(Entries from a dataset of interfaces)
# # # #
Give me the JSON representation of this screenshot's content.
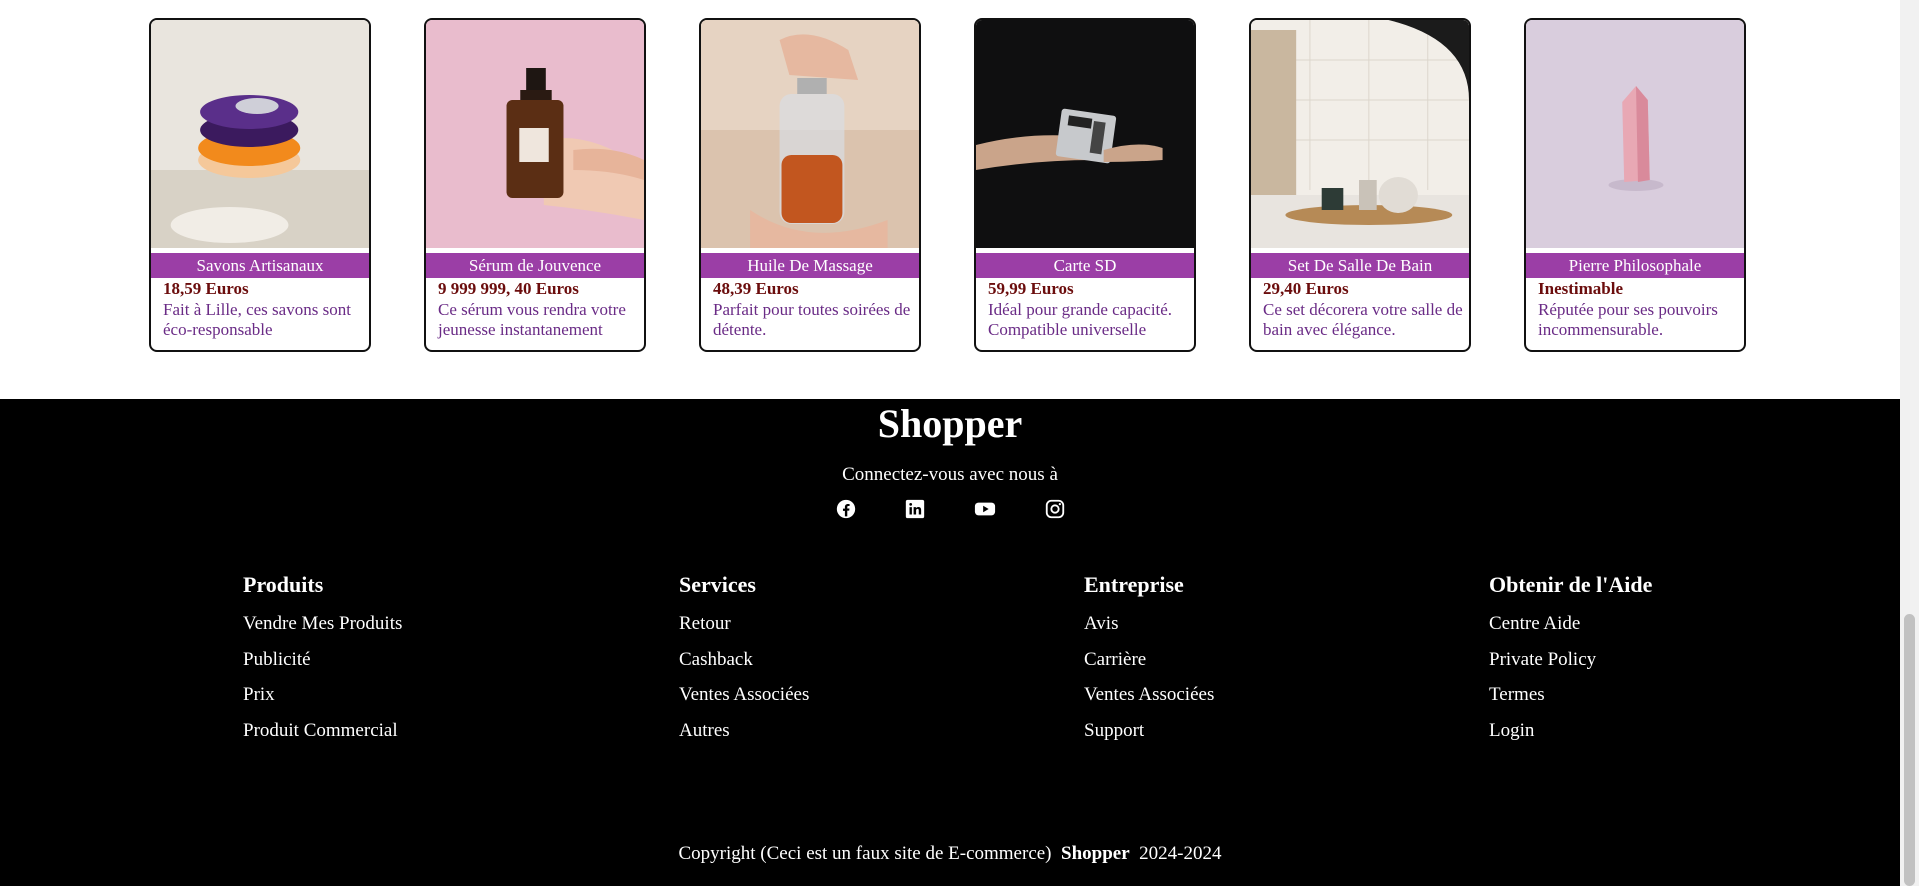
{
  "products": [
    {
      "name": "Savons Artisanaux",
      "price": "18,59 Euros",
      "desc": "Fait à Lille, ces savons sont éco-responsable",
      "image_icon": "soap-image"
    },
    {
      "name": "Sérum de Jouvence",
      "price": "9 999 999, 40 Euros",
      "desc": "Ce sérum vous rendra votre jeunesse instantanement",
      "image_icon": "serum-bottle-image"
    },
    {
      "name": "Huile De Massage",
      "price": "48,39 Euros",
      "desc": "Parfait pour toutes soirées de détente.",
      "image_icon": "oil-bottle-image"
    },
    {
      "name": "Carte SD",
      "price": "59,99 Euros",
      "desc": "Idéal pour grande capacité. Compatible universelle",
      "image_icon": "sd-card-image"
    },
    {
      "name": "Set De Salle De Bain",
      "price": "29,40 Euros",
      "desc": "Ce set décorera votre salle de bain avec élégance.",
      "image_icon": "bathroom-set-image"
    },
    {
      "name": "Pierre Philosophale",
      "price": "Inestimable",
      "desc": "Réputée pour ses pouvoirs incommensurable.",
      "image_icon": "crystal-image"
    }
  ],
  "footer": {
    "brand": "Shopper",
    "connect": "Connectez-vous avec nous à",
    "social": [
      "facebook-icon",
      "linkedin-icon",
      "youtube-icon",
      "instagram-icon"
    ],
    "columns": [
      {
        "title": "Produits",
        "links": [
          "Vendre Mes Produits",
          "Publicité",
          "Prix",
          "Produit Commercial"
        ]
      },
      {
        "title": "Services",
        "links": [
          "Retour",
          "Cashback",
          "Ventes Associées",
          "Autres"
        ]
      },
      {
        "title": "Entreprise",
        "links": [
          "Avis",
          "Carrière",
          "Ventes Associées",
          "Support"
        ]
      },
      {
        "title": "Obtenir de l'Aide",
        "links": [
          "Centre Aide",
          "Private Policy",
          "Termes",
          "Login"
        ]
      }
    ],
    "copyright_prefix": "Copyright (Ceci est un faux site de E-commerce)",
    "copyright_brand": "Shopper",
    "copyright_years": "2024-2024"
  },
  "colors": {
    "name_band": "#9b3ea6",
    "price": "#6b0d0d",
    "desc": "#6a2b86",
    "footer_bg": "#000000"
  }
}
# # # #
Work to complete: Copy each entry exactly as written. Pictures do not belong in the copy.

Response area:
Give me the JSON representation of this screenshot's content.
{
  "products": [
    {
      "name": "Savons Artisanaux",
      "price": "18,59 Euros",
      "desc": "Fait à Lille, ces savons sont éco-responsable",
      "image_icon": "soap-image"
    },
    {
      "name": "Sérum de Jouvence",
      "price": "9 999 999, 40 Euros",
      "desc": "Ce sérum vous rendra votre jeunesse instantanement",
      "image_icon": "serum-bottle-image"
    },
    {
      "name": "Huile De Massage",
      "price": "48,39 Euros",
      "desc": "Parfait pour toutes soirées de détente.",
      "image_icon": "oil-bottle-image"
    },
    {
      "name": "Carte SD",
      "price": "59,99 Euros",
      "desc": "Idéal pour grande capacité. Compatible universelle",
      "image_icon": "sd-card-image"
    },
    {
      "name": "Set De Salle De Bain",
      "price": "29,40 Euros",
      "desc": "Ce set décorera votre salle de bain avec élégance.",
      "image_icon": "bathroom-set-image"
    },
    {
      "name": "Pierre Philosophale",
      "price": "Inestimable",
      "desc": "Réputée pour ses pouvoirs incommensurable.",
      "image_icon": "crystal-image"
    }
  ],
  "footer": {
    "brand": "Shopper",
    "connect": "Connectez-vous avec nous à",
    "social": [
      "facebook-icon",
      "linkedin-icon",
      "youtube-icon",
      "instagram-icon"
    ],
    "columns": [
      {
        "title": "Produits",
        "links": [
          "Vendre Mes Produits",
          "Publicité",
          "Prix",
          "Produit Commercial"
        ]
      },
      {
        "title": "Services",
        "links": [
          "Retour",
          "Cashback",
          "Ventes Associées",
          "Autres"
        ]
      },
      {
        "title": "Entreprise",
        "links": [
          "Avis",
          "Carrière",
          "Ventes Associées",
          "Support"
        ]
      },
      {
        "title": "Obtenir de l'Aide",
        "links": [
          "Centre Aide",
          "Private Policy",
          "Termes",
          "Login"
        ]
      }
    ],
    "copyright_prefix": "Copyright (Ceci est un faux site de E-commerce)",
    "copyright_brand": "Shopper",
    "copyright_years": "2024-2024"
  },
  "colors": {
    "name_band": "#9b3ea6",
    "price": "#6b0d0d",
    "desc": "#6a2b86",
    "footer_bg": "#000000"
  }
}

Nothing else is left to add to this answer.